The State Department said in a statement that after contributing $60 million to the United Nations Relief and Works Agency for Palestinian Refugees in the Near East in January, “the United States was no longer willing to shoulder the very disproportionate share.”
The U.S. gives some $364 million each year to the agency which provides health care, loans and other social services to Palestinian refugees in in the West Bank, the Gaza Strip, Jordan, Syria and Lebanon.
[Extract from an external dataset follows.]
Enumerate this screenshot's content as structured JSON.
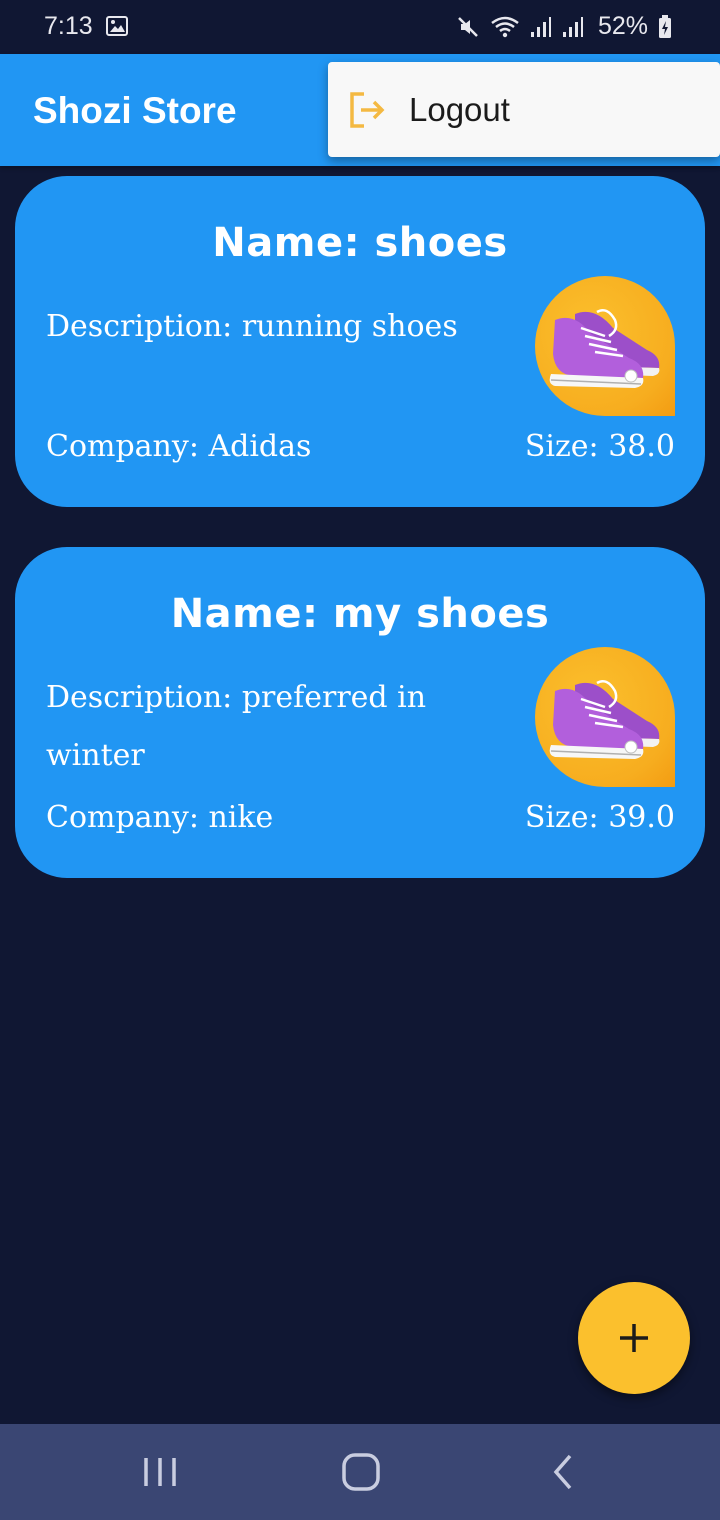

The U.S., which supplies nearly 30 percent of the total budget, is the largest contributor to the organization.
President Trump has long called for other nations to step up and share the “burden of costs,” and while efforts have been made to address the issue, State Department spokeswoman Heather Nauert said that “the overall international response has not been sufficient.”
“Beyond the budget gap itself and failure to mobilize adequate and appropriate burden sharing, the fundamental business model and fiscal practices that have marked UNRWA for years – tied to UNRWA’s endlessly and exponentially expanding community of entitled beneficiaries – is simply unsustainable and has been in crisis mode for many years,” Nauert said.
Palestinians protest along Israel-Gaza border
“The United States will no longer commit further funding to this irredeemably flawed operation.”
The UNRWA released a statement on the U.S.’s decision to withdraw funding.
“We regret the United States’ decision to provide no further funding to UNRWA, which provides essential services to Palestine refugees and contributes to stability in the region,” the statement said. “The US has traditionally been the largest single contributor to UNRWA. We appreciate its support over the years.”
It also called on other countries to “fill in the remaining financial gap” so the organization could continue to provide assistance to the “vulnerable” Palestinian population.
UNRWA was set up in the wake of the 1948 Arab-Israeli war to deal with displaced Palestinians, but is a frequent target of Israel, which claims it perpetuates a “right of return” that Israel rejects. Trump vowed early on in his presidency that the U.S. will no longer fund agencies and countries that do not support its interests.
The State Department said it will continue dialogue with the U.N. about new approaches.
“Palestinians, wherever they live, deserve better than an endlessly crisis-driven service provision model. They deserve to be able to plan for the future.”